The Religious Freedom Restoration Act (RFRA) has once again been thrust into the national spotlight after the Supreme Court decision last year in the Hobby Lobby case. The NAE played a key role in the passage of this landmark law, and continues to defend it 22 years later.

RFRA was passed in direct response to the 1990 Supreme Court decision in Employment Division v. Smith. At issue was whether the First Amendment’s Free Exercise Clause allowed Native Americans to use peyote if the state law disapproved of the psychoactive compound found in the peyote cactus. Native American tribes have used peyote in religious ceremonies for centuries.

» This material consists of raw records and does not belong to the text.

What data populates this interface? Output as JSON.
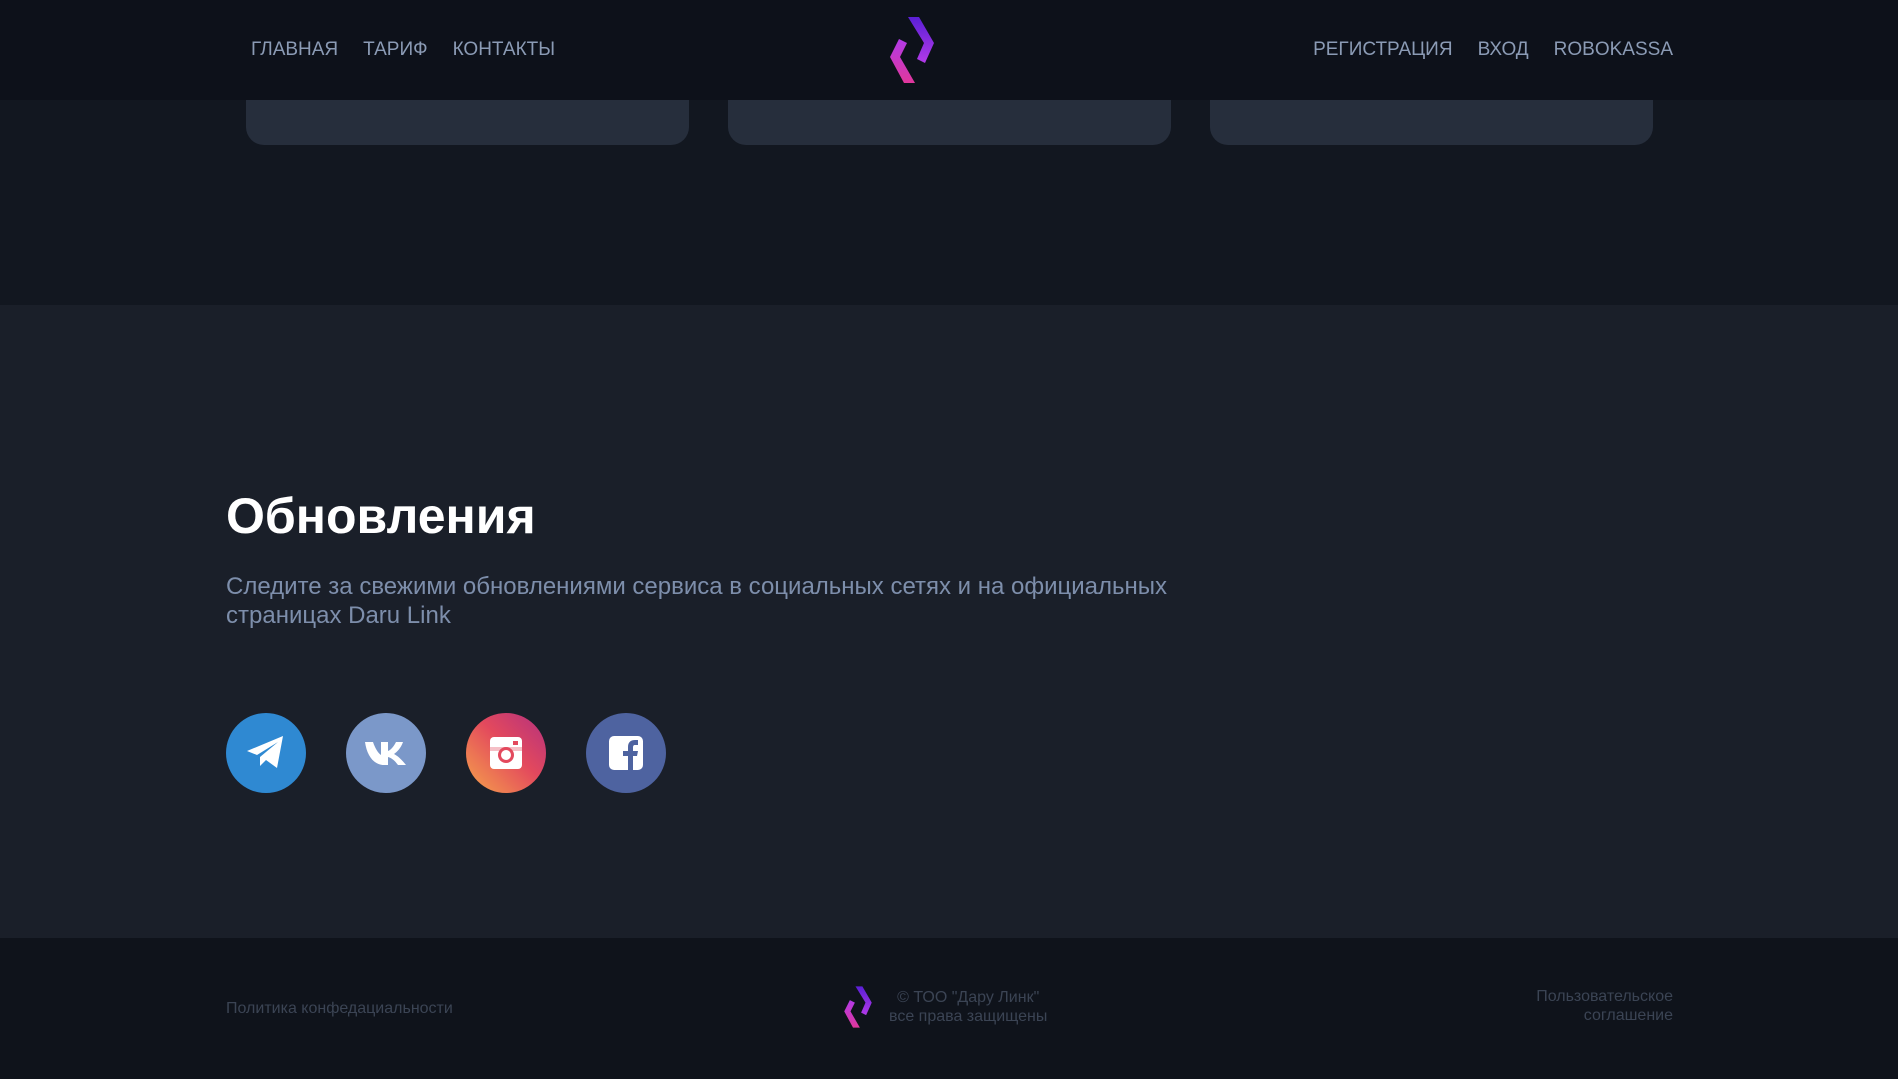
{
  "nav": {
    "left": [
      "ГЛАВНАЯ",
      "ТАРИФ",
      "КОНТАКТЫ"
    ],
    "right": [
      "РЕГИСТРАЦИЯ",
      "ВХОД",
      "ROBOKASSA"
    ]
  },
  "logo_icon": "daru-link-logo-icon",
  "updates": {
    "title": "Обновления",
    "text_line1": "Следите за свежими обновлениями сервиса в социальных сетях и на официальных",
    "text_line2": "страницах Daru Link",
    "socials": [
      {
        "icon": "telegram-icon",
        "color": "#2f89d2"
      },
      {
        "icon": "vk-icon",
        "color": "#7b98c9"
      },
      {
        "icon": "instagram-icon",
        "color": "#e3495d"
      },
      {
        "icon": "facebook-icon",
        "color": "#4e63a0"
      }
    ]
  },
  "footer": {
    "privacy": "Политика конфедациальности",
    "copyright_line1": "© ТОО \"Дару Линк\"",
    "copyright_line2": "все права защищены",
    "agreement_line1": "Пользовательское",
    "agreement_line2": "соглашение"
  },
  "colors": {
    "accent_purple": "#8a2be2",
    "accent_pink": "#e0379c",
    "header_bg": "#0d111a",
    "section_bg": "#1a1f29",
    "text_muted": "#7d8eab"
  }
}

The court ruled against the right of Native Americans to use peyote, but more important, it reduced the legal protections for all religions. A backlash ensued.

Forest Montgomery, NAE legal counsel at the time, said, “I’m still upset about Smith.” Testifying before the Senate Judiciary Committee in 1992, he said, “No liberty is more precious in the American experience than religious liberty — our First Freedom. Yet the Supreme Court, the very guardian of our liberties, metamorphosed the Free Exercise Clause from fundamental right to hollow promise.”

After Smith, the Coalition for the Free Exercise of Religion, of which the NAE was a founding member, grew to include 66 organizations ranging from Americans United for Separation of Church and State to Traditional Values Coalition and included Muslim, Jewish, Sikh, humanist, mainline Christian and evangelical groups, among many others.

Oliver “Buzz” Thomas, former general counsel of the Baptist Joint Committee for Religious Freedom, chaired the coalition and said that Montgomery was “the guy who kept evangelicals and other conservative groups in the harness.”

“There were many who share credit for RFRA’s passage — Steve McFarland, David Saperstein, Mort Halperin, Mike Farris, Marc Stern and others — but when the wheels fell off, no one did more than Forest and the NAE,” Thomas said.

The coalition worked on research, drafting legislation and advocacy. They sent letters to members of Congress and visited offices. According to Thomas, Montgomery passed out “Religious Liberty for All!” pins all over Capitol Hill. In the end, only three senators voted against its passage.

The federal RFRA, like many of the state-level laws, prohibits substantial government burdens on sincere religious exercise unless the government can show a compelling interest in burdening religious liberty and that it is using the least restrictive means. RFRA protects the fundamental religious freedom of all Americans, including individuals of minority and majority religions.

President Bill Clinton signed the legislation during a ceremony held November 16, 1993, on the White House South Lawn. In the introductory remarks, then-Vice President Al Gore said, “When you have the National Association of Evangelicals and the American Civil Liberties Union, the National Islamic Prison Foundation and B’nai Brith … we’re doing something right here today.”

As Montgomery said, “We were on the side of angels.”

Despite its strong deference to religious freedom, RFRA does not allow individuals to do whatever they want in the name of religion. The law balances government interests with the fundamental freedom of individuals to practice their faith.

RFRA has been cited in many religious freedom cases. It was featured prominently in oral arguments in the contraception mandate case, Burwell v. Hobby Lobby, last March. In a 5-4 decision, the court reaffirmed that the Religious Freedom Restoration Act protects Americans of all faiths from government mandates that violate their conscience and religious beliefs. The NAE filed an amici brief in that case. Many states also have RFRA laws protecting the religious freedom of their citizens.